The number of Americans filing applications for unemployment benefits dropped sharply for a second straight week, pushing total claims down to the lowest level in two months.
The Labor Department reported that 304,000 newly laid off workers filed claims for jobless benefits last week, a drop of 20,000 from the previous week when claims had fallen by 34,000.
The two straight weeks of big declines pushed claims down to the lowest level since they were at 300,000 the week of Oct. 14. The recent decreases bolstered the view that even though economic growth has slowed sharply this year, employers are holding on to their existing workforce in anticipation of an economic rebound.
Labor Department analysts cautioned that it was difficult to get a clear reading on layoff activity in the period between Thanksgiving and New Year's Day because the various holidays disrupt the normal pattern for filing claims.
Still, the big decline of 20,000 applications was far better than the drop of 4,000 that economists had been expecting. The claims report was just the most recent indication that the labor market is holding up well in the face of the current economic slowdown.
The government reported last week that employers added 132,000 jobs to their payrolls in November after adding just 79,000 jobs in October. The gain occurred in spite of the fact that construction companies slashed 29,000 positions last month, reflecting the big downturn in housing this year, while manufacturing lost jobs for a fifth consecutive month as the nation's automakers continued to struggle.
The overall economy, which started the year at a sizzling 5.6% growth rate, slowed to sluggish 2.2% rate in the summer.
While there had been concerns that the deepening troubles in housing might push the country into a full-blown recession, those fears have eased recently with the expectation that the retreat in gasoline prices from record highs above $3 per gallon will give consumers more money to spend on other items.

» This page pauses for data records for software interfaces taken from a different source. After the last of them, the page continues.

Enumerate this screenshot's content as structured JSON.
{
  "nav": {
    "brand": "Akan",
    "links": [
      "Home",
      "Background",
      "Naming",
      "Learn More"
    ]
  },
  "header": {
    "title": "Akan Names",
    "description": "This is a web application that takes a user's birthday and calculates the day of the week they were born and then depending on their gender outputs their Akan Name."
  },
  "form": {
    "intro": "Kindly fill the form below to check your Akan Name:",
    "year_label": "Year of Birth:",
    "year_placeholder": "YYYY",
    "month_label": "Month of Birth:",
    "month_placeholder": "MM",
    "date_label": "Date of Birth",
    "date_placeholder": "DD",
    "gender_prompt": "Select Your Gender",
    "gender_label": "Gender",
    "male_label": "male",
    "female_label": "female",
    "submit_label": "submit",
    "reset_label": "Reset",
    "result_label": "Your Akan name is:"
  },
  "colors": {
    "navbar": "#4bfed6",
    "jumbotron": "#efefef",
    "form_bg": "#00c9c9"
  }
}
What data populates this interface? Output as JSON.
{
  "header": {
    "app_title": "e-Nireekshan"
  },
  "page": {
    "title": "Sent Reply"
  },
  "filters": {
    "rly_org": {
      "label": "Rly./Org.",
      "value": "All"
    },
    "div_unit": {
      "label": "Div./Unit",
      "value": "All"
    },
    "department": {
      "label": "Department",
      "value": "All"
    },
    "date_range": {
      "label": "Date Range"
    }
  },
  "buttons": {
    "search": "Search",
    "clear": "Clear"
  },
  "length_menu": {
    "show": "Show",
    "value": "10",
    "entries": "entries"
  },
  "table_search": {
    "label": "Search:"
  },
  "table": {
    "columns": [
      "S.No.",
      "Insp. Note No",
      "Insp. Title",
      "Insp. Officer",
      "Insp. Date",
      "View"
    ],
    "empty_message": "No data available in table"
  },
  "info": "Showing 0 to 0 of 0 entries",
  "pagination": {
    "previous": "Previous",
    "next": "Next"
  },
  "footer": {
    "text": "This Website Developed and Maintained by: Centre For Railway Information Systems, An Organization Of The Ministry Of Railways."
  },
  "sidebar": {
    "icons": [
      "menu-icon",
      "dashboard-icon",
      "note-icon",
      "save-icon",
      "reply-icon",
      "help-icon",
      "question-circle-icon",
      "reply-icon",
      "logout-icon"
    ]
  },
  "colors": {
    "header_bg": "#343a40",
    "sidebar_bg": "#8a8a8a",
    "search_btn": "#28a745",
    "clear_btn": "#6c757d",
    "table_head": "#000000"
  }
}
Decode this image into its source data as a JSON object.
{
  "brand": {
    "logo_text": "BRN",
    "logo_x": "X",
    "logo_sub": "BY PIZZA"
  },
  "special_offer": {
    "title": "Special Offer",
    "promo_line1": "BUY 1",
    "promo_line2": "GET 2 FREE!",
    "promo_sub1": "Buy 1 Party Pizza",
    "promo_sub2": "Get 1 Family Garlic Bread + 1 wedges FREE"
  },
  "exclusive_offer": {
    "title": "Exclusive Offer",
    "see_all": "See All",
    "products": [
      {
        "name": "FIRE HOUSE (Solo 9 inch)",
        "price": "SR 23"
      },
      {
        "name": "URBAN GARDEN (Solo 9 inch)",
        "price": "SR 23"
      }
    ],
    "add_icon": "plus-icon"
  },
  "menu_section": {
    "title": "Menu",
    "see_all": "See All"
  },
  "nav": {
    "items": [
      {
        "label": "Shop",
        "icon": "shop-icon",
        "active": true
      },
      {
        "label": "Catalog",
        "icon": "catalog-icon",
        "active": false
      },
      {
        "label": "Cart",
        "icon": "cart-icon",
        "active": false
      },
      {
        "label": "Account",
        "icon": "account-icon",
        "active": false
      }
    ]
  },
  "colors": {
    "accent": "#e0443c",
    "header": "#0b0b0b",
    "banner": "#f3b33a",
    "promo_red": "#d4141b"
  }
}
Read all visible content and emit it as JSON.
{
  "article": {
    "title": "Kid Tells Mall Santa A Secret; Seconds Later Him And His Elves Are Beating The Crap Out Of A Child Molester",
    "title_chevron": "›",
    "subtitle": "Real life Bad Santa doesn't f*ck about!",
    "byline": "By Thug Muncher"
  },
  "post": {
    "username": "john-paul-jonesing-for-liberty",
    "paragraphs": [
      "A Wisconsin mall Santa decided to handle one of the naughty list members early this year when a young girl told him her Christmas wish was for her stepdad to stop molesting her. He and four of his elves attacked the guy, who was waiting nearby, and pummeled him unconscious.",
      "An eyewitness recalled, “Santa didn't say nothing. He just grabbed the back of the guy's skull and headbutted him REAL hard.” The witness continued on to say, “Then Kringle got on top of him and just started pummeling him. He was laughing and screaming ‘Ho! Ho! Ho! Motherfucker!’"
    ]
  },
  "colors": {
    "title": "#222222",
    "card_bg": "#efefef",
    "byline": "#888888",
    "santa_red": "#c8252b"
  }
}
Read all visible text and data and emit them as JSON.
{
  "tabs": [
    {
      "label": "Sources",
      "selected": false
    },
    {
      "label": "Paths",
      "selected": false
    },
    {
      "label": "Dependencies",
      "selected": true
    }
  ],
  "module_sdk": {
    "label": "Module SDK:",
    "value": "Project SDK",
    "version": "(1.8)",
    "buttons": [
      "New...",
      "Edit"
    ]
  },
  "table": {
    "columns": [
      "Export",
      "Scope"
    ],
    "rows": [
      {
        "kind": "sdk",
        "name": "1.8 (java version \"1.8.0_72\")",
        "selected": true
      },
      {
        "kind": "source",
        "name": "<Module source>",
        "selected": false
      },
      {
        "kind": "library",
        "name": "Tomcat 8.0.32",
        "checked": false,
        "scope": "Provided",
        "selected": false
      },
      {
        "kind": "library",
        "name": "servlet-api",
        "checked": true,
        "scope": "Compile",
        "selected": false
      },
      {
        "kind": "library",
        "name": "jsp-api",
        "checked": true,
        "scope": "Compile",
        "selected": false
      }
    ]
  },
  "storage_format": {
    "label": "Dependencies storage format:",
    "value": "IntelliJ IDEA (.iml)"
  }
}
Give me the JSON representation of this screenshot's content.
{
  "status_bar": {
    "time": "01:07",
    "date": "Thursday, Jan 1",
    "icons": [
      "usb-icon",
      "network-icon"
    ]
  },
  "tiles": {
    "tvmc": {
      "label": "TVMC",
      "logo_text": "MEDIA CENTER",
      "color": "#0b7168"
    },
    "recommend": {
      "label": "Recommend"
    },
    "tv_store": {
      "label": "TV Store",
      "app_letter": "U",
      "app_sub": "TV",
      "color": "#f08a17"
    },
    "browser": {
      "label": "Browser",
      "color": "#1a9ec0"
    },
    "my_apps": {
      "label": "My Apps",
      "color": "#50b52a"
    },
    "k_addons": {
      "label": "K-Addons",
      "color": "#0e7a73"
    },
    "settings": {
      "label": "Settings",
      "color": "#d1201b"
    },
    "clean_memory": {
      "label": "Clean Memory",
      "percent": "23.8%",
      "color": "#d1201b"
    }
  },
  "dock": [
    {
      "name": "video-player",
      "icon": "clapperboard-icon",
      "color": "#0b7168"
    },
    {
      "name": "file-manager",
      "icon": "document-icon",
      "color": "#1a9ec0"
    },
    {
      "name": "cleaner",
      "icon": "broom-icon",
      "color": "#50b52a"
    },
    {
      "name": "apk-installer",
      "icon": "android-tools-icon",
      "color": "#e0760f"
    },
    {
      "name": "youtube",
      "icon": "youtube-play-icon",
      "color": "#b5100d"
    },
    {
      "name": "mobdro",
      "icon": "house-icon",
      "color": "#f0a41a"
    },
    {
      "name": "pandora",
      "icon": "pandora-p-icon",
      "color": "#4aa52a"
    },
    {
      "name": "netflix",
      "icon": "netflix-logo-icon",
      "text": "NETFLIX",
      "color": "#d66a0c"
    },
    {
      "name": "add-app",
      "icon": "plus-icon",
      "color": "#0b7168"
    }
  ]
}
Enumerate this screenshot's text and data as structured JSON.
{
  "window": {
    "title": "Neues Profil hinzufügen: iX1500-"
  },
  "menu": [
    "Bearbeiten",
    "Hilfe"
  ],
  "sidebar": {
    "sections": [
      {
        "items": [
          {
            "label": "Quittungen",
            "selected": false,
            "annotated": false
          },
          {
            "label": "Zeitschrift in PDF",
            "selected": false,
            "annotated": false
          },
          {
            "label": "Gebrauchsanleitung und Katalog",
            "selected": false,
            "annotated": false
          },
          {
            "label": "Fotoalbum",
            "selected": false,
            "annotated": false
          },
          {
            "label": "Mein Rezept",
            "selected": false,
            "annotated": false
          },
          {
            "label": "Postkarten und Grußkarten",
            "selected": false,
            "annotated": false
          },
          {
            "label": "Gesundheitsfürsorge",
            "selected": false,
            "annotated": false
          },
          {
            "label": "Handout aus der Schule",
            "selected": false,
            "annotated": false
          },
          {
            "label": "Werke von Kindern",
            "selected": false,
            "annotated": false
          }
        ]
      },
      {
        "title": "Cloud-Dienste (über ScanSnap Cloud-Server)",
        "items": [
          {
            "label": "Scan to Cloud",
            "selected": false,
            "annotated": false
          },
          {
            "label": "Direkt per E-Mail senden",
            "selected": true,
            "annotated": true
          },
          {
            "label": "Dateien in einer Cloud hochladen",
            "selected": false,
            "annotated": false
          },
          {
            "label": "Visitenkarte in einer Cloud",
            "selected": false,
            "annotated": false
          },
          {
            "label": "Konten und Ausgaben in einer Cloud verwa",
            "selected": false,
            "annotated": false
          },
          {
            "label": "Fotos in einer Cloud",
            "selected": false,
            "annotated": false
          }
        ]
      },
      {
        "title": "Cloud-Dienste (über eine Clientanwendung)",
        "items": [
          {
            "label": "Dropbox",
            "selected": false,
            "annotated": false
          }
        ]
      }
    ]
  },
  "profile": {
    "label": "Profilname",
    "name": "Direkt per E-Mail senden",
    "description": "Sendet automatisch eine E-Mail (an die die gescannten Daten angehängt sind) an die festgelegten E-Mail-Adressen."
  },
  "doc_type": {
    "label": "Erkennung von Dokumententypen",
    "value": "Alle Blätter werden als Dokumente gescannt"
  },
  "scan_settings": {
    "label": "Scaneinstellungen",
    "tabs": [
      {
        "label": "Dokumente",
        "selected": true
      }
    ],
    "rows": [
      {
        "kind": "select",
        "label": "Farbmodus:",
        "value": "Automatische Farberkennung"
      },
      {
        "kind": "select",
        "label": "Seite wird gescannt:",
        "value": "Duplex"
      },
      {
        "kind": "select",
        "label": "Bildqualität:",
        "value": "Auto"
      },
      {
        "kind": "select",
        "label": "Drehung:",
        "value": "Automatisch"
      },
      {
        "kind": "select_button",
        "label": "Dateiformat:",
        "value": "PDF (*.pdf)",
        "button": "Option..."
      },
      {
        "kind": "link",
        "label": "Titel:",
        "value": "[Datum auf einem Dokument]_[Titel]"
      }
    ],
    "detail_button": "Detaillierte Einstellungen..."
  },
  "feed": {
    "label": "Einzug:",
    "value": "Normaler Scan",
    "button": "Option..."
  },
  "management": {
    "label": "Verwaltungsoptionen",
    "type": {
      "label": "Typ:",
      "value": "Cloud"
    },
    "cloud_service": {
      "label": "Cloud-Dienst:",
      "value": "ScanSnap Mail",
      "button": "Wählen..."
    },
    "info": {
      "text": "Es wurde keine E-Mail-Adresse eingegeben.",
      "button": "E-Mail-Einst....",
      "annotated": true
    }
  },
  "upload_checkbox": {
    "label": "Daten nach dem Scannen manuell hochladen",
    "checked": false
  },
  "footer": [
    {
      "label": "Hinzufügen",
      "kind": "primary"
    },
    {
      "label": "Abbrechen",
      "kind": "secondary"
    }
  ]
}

Reports this week that the trade deficit shrank sharply in October and retail sales rebounded in November have prompted many economists to boost their forecasts for fourth quarter growth by about one-half percentage point to around 2.5%.